== Extracted records ==
┄┄┄┄┄┄┄┄┄┄┄┄┄┄┄┄┄┄┄┄
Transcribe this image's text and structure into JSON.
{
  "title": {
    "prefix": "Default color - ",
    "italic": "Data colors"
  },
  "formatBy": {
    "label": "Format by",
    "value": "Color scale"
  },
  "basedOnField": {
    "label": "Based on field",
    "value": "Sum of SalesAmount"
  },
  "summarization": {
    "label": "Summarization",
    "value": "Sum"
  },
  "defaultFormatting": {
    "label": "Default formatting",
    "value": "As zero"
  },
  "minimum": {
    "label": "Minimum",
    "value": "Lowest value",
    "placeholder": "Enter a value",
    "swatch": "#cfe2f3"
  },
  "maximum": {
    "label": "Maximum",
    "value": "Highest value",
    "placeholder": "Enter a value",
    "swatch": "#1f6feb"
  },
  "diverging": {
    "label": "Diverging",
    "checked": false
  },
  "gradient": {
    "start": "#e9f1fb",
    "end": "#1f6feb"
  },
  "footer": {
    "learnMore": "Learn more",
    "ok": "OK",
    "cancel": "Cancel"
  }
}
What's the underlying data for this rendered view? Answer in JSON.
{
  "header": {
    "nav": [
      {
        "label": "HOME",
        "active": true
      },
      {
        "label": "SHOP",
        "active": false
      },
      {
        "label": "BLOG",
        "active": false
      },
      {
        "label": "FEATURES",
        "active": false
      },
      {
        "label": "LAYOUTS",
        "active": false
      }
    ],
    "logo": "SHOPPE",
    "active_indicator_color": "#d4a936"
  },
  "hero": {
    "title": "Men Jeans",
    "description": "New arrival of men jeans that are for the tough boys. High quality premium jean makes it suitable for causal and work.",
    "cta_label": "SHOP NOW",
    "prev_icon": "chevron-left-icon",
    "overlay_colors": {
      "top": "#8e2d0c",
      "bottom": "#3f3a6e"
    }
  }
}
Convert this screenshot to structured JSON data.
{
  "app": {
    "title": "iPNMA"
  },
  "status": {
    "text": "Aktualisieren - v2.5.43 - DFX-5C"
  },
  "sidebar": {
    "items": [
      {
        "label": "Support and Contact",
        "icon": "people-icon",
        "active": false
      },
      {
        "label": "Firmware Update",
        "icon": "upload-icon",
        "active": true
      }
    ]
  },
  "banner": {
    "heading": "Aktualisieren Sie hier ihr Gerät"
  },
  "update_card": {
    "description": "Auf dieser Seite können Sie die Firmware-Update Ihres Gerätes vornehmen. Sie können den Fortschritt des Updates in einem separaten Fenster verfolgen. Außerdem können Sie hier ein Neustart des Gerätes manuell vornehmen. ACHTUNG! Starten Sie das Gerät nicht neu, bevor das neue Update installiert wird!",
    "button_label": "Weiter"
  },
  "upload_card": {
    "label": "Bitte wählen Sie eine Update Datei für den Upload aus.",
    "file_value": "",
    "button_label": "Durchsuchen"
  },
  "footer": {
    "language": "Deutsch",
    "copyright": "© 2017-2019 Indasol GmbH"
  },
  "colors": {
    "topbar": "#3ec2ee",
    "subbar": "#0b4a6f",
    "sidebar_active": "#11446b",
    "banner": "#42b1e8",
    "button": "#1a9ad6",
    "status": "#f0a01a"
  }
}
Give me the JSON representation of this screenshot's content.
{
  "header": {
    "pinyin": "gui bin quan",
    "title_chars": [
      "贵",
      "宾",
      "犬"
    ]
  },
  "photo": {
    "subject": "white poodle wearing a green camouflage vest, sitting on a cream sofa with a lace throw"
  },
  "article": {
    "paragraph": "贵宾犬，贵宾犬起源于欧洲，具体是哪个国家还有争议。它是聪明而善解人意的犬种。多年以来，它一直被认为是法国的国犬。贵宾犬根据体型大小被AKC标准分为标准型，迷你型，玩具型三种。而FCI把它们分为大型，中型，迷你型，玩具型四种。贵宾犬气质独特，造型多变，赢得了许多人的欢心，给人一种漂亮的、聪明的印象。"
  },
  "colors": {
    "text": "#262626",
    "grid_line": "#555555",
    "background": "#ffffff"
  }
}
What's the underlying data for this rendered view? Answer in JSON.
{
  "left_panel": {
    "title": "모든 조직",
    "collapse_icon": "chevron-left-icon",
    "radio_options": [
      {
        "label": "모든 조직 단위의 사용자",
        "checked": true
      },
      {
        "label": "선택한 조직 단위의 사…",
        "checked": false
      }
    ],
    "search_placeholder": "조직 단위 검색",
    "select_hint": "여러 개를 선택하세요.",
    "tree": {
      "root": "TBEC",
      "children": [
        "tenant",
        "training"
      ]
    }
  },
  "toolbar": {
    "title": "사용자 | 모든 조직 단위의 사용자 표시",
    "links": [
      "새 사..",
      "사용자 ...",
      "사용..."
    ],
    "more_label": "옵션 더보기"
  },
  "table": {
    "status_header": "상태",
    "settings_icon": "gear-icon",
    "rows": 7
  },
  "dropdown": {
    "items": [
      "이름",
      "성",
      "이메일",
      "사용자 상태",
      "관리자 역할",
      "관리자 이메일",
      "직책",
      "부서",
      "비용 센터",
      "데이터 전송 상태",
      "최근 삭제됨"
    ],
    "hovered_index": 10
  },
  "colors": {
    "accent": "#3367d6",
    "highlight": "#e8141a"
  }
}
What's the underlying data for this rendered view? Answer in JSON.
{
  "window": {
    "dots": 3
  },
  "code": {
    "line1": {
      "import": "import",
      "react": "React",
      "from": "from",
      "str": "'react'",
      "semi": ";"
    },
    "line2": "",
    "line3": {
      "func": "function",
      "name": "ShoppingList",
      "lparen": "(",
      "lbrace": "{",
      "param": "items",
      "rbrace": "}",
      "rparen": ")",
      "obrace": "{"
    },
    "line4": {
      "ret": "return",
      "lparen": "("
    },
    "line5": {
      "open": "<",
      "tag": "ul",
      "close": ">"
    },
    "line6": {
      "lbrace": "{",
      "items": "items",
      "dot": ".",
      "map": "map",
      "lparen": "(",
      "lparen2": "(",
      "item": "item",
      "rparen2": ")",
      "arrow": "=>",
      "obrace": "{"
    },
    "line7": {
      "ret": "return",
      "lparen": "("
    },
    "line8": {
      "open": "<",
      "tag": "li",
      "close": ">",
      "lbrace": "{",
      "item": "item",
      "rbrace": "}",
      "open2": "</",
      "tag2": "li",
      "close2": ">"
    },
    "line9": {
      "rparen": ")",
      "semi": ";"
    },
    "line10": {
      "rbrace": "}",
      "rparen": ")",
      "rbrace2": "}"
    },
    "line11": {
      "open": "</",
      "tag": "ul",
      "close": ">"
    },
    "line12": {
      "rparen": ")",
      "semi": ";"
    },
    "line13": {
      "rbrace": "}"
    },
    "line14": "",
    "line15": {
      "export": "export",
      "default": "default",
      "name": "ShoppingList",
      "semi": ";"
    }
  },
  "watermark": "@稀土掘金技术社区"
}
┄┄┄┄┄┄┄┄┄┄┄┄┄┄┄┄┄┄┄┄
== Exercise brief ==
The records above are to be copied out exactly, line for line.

== Result ==
Transcribe this image's text and structure into JSON.
{
  "title": {
    "prefix": "Default color - ",
    "italic": "Data colors"
  },
  "formatBy": {
    "label": "Format by",
    "value": "Color scale"
  },
  "basedOnField": {
    "label": "Based on field",
    "value": "Sum of SalesAmount"
  },
  "summarization": {
    "label": "Summarization",
    "value": "Sum"
  },
  "defaultFormatting": {
    "label": "Default formatting",
    "value": "As zero"
  },
  "minimum": {
    "label": "Minimum",
    "value": "Lowest value",
    "placeholder": "Enter a value",
    "swatch": "#cfe2f3"
  },
  "maximum": {
    "label": "Maximum",
    "value": "Highest value",
    "placeholder": "Enter a value",
    "swatch": "#1f6feb"
  },
  "diverging": {
    "label": "Diverging",
    "checked": false
  },
  "gradient": {
    "start": "#e9f1fb",
    "end": "#1f6feb"
  },
  "footer": {
    "learnMore": "Learn more",
    "ok": "OK",
    "cancel": "Cancel"
  }
}
What's the underlying data for this rendered view? Answer in JSON.
{
  "header": {
    "nav": [
      {
        "label": "HOME",
        "active": true
      },
      {
        "label": "SHOP",
        "active": false
      },
      {
        "label": "BLOG",
        "active": false
      },
      {
        "label": "FEATURES",
        "active": false
      },
      {
        "label": "LAYOUTS",
        "active": false
      }
    ],
    "logo": "SHOPPE",
    "active_indicator_color": "#d4a936"
  },
  "hero": {
    "title": "Men Jeans",
    "description": "New arrival of men jeans that are for the tough boys. High quality premium jean makes it suitable for causal and work.",
    "cta_label": "SHOP NOW",
    "prev_icon": "chevron-left-icon",
    "overlay_colors": {
      "top": "#8e2d0c",
      "bottom": "#3f3a6e"
    }
  }
}
Convert this screenshot to structured JSON data.
{
  "app": {
    "title": "iPNMA"
  },
  "status": {
    "text": "Aktualisieren - v2.5.43 - DFX-5C"
  },
  "sidebar": {
    "items": [
      {
        "label": "Support and Contact",
        "icon": "people-icon",
        "active": false
      },
      {
        "label": "Firmware Update",
        "icon": "upload-icon",
        "active": true
      }
    ]
  },
  "banner": {
    "heading": "Aktualisieren Sie hier ihr Gerät"
  },
  "update_card": {
    "description": "Auf dieser Seite können Sie die Firmware-Update Ihres Gerätes vornehmen. Sie können den Fortschritt des Updates in einem separaten Fenster verfolgen. Außerdem können Sie hier ein Neustart des Gerätes manuell vornehmen. ACHTUNG! Starten Sie das Gerät nicht neu, bevor das neue Update installiert wird!",
    "button_label": "Weiter"
  },
  "upload_card": {
    "label": "Bitte wählen Sie eine Update Datei für den Upload aus.",
    "file_value": "",
    "button_label": "Durchsuchen"
  },
  "footer": {
    "language": "Deutsch",
    "copyright": "© 2017-2019 Indasol GmbH"
  },
  "colors": {
    "topbar": "#3ec2ee",
    "subbar": "#0b4a6f",
    "sidebar_active": "#11446b",
    "banner": "#42b1e8",
    "button": "#1a9ad6",
    "status": "#f0a01a"
  }
}
Give me the JSON representation of this screenshot's content.
{
  "header": {
    "pinyin": "gui bin quan",
    "title_chars": [
      "贵",
      "宾",
      "犬"
    ]
  },
  "photo": {
    "subject": "white poodle wearing a green camouflage vest, sitting on a cream sofa with a lace throw"
  },
  "article": {
    "paragraph": "贵宾犬，贵宾犬起源于欧洲，具体是哪个国家还有争议。它是聪明而善解人意的犬种。多年以来，它一直被认为是法国的国犬。贵宾犬根据体型大小被AKC标准分为标准型，迷你型，玩具型三种。而FCI把它们分为大型，中型，迷你型，玩具型四种。贵宾犬气质独特，造型多变，赢得了许多人的欢心，给人一种漂亮的、聪明的印象。"
  },
  "colors": {
    "text": "#262626",
    "grid_line": "#555555",
    "background": "#ffffff"
  }
}
What's the underlying data for this rendered view? Answer in JSON.
{
  "left_panel": {
    "title": "모든 조직",
    "collapse_icon": "chevron-left-icon",
    "radio_options": [
      {
        "label": "모든 조직 단위의 사용자",
        "checked": true
      },
      {
        "label": "선택한 조직 단위의 사…",
        "checked": false
      }
    ],
    "search_placeholder": "조직 단위 검색",
    "select_hint": "여러 개를 선택하세요.",
    "tree": {
      "root": "TBEC",
      "children": [
        "tenant",
        "training"
      ]
    }
  },
  "toolbar": {
    "title": "사용자 | 모든 조직 단위의 사용자 표시",
    "links": [
      "새 사..",
      "사용자 ...",
      "사용..."
    ],
    "more_label": "옵션 더보기"
  },
  "table": {
    "status_header": "상태",
    "settings_icon": "gear-icon",
    "rows": 7
  },
  "dropdown": {
    "items": [
      "이름",
      "성",
      "이메일",
      "사용자 상태",
      "관리자 역할",
      "관리자 이메일",
      "직책",
      "부서",
      "비용 센터",
      "데이터 전송 상태",
      "최근 삭제됨"
    ],
    "hovered_index": 10
  },
  "colors": {
    "accent": "#3367d6",
    "highlight": "#e8141a"
  }
}
What's the underlying data for this rendered view? Answer in JSON.
{
  "window": {
    "dots": 3
  },
  "code": {
    "line1": {
      "import": "import",
      "react": "React",
      "from": "from",
      "str": "'react'",
      "semi": ";"
    },
    "line2": "",
    "line3": {
      "func": "function",
      "name": "ShoppingList",
      "lparen": "(",
      "lbrace": "{",
      "param": "items",
      "rbrace": "}",
      "rparen": ")",
      "obrace": "{"
    },
    "line4": {
      "ret": "return",
      "lparen": "("
    },
    "line5": {
      "open": "<",
      "tag": "ul",
      "close": ">"
    },
    "line6": {
      "lbrace": "{",
      "items": "items",
      "dot": ".",
      "map": "map",
      "lparen": "(",
      "lparen2": "(",
      "item": "item",
      "rparen2": ")",
      "arrow": "=>",
      "obrace": "{"
    },
    "line7": {
      "ret": "return",
      "lparen": "("
    },
    "line8": {
      "open": "<",
      "tag": "li",
      "close": ">",
      "lbrace": "{",
      "item": "item",
      "rbrace": "}",
      "open2": "</",
      "tag2": "li",
      "close2": ">"
    },
    "line9": {
      "rparen": ")",
      "semi": ";"
    },
    "line10": {
      "rbrace": "}",
      "rparen": ")",
      "rbrace2": "}"
    },
    "line11": {
      "open": "</",
      "tag": "ul",
      "close": ">"
    },
    "line12": {
      "rparen": ")",
      "semi": ";"
    },
    "line13": {
      "rbrace": "}"
    },
    "line14": "",
    "line15": {
      "export": "export",
      "default": "default",
      "name": "ShoppingList",
      "semi": ";"
    }
  },
  "watermark": "@稀土掘金技术社区"
}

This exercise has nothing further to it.